For more information, please contact Susan Docherty-Skippen (susan.docherty-skippen@brocku.ca). Please submit manuscripts through the CJEE author submission process – noting that the manuscript is for the ESE-TE themed issue. Guidelines for submissions, e.g., word length, publication style, etc., can be found on the CJEE website: http://cjee.lakeheadu.ca

Deadline for submissions is February 28, 2019.


Place-based learning: Natural history in Sudbury

Dr. Yovita Gwekwerere is cross-appointed between the Laurentian University Faculty of Education and School of the Environment. She offers a course in Environmental Education that is open to all students at Laurentian as an elective, for twelve weeks. Half of the class is usually Concurrent Education students, so it can really be an interesting and dynamic mix of backgrounds and expertise in the course. A core component of the course is getting the students outside and into the community, exposing them to local organizations that can support them as teachers and concerned citizens. Yovita has noticed that a really impactful experience for her students comes out of a very place-based practice, when they learn the Sudbury Story. Sudbury, Ontario, has a history of mining and logging, and the subsequent pollution that devastated the landscape. Thirty years ago, a successful regreening project began in the city, bringing in help from local and international scientists, and local community involvement, bringing back trees, air quality and other enhancements. Most students often do not know the Sudbury ecohistory. After learning some of the details, they also participate in a guided hike at the Jane Goodall Conservation center where they get to see one area that was left “ungreened” intentionally to highlight what improvements were made by the collective action between scientists and citizens. Many students comment after the course that they were greatly impacted by the hopeful message of the Sudbury Story. They also note that it is important to know the impact of humans on our natural environments so we don’t repeat the same mistakes. To learn more, contact Dr. Gwekwerere at ygwekwerere@laurentian.ca.

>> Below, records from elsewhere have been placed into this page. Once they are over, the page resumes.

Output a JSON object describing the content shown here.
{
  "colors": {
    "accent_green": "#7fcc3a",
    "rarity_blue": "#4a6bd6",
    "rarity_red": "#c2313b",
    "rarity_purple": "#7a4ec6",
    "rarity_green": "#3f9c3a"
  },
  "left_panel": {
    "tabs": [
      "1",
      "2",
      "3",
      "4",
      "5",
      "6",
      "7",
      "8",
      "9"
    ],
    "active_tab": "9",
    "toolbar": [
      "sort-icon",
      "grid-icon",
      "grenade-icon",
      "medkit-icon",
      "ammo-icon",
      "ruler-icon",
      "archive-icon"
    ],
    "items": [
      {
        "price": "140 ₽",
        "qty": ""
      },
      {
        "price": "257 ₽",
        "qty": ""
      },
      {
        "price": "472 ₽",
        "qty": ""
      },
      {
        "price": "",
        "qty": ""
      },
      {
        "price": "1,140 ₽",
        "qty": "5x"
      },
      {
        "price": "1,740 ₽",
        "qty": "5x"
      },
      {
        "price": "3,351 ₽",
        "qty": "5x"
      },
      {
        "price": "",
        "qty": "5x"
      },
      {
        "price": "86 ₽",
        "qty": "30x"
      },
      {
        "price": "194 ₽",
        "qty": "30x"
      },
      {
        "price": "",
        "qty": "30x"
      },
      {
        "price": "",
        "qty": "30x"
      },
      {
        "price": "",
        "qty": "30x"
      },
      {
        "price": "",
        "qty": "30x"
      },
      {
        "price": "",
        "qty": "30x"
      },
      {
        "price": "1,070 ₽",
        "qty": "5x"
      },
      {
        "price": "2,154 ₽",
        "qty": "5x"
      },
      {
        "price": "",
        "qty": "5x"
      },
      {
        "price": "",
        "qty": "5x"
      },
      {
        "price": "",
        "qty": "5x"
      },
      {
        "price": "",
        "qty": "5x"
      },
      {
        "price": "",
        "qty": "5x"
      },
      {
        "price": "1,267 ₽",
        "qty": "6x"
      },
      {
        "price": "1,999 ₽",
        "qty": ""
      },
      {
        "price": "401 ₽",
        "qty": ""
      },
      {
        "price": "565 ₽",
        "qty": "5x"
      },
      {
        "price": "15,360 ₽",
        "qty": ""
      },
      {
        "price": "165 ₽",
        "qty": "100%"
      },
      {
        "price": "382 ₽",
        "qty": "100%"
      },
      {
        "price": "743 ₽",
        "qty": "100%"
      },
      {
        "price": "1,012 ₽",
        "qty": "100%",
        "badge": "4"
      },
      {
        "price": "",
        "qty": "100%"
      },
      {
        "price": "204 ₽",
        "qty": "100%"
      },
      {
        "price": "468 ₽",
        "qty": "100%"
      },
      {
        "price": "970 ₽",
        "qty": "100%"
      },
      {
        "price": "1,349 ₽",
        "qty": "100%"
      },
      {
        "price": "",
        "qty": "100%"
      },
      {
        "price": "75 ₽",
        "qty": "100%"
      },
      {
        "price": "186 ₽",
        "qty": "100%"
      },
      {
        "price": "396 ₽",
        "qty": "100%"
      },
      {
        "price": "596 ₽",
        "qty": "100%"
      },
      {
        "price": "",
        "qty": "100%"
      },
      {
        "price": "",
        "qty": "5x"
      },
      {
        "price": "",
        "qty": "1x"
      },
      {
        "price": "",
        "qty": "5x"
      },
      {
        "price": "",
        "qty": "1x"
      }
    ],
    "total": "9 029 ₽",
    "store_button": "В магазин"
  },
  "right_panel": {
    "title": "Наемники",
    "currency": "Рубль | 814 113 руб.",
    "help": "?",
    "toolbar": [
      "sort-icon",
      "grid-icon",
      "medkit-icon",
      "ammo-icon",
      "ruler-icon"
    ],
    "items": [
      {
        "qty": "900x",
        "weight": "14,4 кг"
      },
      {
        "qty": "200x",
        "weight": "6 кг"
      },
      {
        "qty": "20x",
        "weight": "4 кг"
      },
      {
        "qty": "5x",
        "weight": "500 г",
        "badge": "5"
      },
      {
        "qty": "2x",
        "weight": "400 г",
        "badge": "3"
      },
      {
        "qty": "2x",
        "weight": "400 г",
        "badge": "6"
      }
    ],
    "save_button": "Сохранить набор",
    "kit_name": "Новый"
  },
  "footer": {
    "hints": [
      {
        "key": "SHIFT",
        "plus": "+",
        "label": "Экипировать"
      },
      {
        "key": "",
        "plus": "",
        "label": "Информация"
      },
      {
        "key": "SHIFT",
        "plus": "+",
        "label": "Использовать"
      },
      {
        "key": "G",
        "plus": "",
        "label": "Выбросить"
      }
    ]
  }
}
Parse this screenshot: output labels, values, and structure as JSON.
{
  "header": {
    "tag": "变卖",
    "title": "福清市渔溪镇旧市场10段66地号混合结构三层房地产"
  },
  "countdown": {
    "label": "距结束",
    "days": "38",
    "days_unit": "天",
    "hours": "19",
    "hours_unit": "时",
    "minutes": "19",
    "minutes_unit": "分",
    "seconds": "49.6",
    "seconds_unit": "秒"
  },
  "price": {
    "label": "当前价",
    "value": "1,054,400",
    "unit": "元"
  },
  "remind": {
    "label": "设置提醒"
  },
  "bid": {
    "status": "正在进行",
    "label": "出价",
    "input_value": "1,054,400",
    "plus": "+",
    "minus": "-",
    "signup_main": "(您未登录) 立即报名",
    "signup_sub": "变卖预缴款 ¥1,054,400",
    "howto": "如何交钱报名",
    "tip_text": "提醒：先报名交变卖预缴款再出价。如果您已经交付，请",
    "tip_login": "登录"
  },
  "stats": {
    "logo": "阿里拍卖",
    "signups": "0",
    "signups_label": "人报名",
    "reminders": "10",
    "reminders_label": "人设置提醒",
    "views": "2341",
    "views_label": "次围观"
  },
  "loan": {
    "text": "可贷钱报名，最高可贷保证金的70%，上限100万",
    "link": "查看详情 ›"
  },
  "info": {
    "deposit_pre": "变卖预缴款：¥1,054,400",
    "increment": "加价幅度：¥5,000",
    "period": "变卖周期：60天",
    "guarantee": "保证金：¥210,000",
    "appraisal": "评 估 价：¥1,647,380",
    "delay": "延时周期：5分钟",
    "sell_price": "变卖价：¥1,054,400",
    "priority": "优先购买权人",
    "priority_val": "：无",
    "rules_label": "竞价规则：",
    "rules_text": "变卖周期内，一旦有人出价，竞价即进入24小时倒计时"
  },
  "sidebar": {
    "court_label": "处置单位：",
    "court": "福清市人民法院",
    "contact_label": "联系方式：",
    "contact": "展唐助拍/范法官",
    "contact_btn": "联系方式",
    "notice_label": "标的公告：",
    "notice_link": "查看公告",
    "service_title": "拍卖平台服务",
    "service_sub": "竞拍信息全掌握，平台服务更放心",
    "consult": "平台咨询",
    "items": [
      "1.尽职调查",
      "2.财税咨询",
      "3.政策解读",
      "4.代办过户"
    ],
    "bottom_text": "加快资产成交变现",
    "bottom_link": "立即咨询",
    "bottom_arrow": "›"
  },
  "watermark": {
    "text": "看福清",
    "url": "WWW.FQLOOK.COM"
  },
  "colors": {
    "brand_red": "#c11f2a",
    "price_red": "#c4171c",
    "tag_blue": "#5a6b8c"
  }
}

Learning about the story of re-greening Sudbury at the Jane Goodall reclamation trail, City of Greater Sudbury

 

 

 


EECOM Research Roundtable Reflections

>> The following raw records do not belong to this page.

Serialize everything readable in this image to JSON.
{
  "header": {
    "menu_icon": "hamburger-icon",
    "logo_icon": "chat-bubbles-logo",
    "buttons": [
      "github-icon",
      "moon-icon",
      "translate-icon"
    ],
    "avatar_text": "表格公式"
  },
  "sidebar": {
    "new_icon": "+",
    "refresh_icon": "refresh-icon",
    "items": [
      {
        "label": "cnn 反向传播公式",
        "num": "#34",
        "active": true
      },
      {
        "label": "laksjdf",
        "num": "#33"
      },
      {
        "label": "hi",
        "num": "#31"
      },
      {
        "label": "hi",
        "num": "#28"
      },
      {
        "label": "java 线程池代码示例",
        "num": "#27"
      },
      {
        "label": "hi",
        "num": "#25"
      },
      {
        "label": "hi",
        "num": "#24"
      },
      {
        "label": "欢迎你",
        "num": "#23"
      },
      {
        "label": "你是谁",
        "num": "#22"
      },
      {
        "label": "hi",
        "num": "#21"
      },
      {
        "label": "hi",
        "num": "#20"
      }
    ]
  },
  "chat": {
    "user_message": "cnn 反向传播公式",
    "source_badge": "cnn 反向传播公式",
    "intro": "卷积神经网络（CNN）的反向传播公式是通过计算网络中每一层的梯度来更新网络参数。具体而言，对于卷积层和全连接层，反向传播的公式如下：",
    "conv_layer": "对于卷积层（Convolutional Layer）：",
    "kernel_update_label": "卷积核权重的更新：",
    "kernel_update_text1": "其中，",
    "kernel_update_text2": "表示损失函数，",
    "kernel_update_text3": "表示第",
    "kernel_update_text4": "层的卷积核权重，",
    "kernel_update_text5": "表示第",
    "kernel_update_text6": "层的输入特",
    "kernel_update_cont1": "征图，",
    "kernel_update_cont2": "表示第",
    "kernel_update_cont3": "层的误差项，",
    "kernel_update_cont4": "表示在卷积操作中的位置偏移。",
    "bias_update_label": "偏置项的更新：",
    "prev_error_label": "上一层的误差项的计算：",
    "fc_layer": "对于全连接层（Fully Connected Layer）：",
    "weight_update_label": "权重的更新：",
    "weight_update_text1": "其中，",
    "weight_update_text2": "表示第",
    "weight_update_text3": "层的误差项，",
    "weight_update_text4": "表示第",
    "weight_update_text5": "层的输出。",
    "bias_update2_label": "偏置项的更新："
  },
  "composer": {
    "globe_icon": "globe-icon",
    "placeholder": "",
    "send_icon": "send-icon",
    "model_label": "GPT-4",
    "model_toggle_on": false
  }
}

The recent Research Roundtable hosted by the ESE-TE committee of EECOM was a success!  We welcomed over 70 educators  and researchers to this event, which took place on Oct. 18 as part of the 2018 EECOM conference in BC.  It was such a pleasure to meet so many people dedicated to learning about how to better integrate ESE into both preservice and inservice  teacher education.  The Roundtable hosted over 20 research presentations; a sincere thank you to all of the presenters!  These provided an excellent introduction to the variety of research being done in ESE-TE across Canada, and initiated many conversations around the importance of teacher ed that permeated the wider EE conference.  The day ended with three break out sessions focused on: Indigenous Ed and ESE; types of supports, resources, and professional learning needed in this area; and how best to move forward in this work.  These drew on the experience and expertise of those in attendance to identify what is needed to broaden and deepen the work being done in ESE-TE.

Many who attended the Roundtable have asked for more info on how to get involved in this work.  Here are a few suggestions:

  • join our network to get regular updates, resources and calls for involvement in ESE-TE
  • deepen your understanding of the current praxis of ESE-TE
  • share your work in ESE-TE in an upcoming issue of CJEE
  • advocate for a clear presence of ESE in your local faculty of ed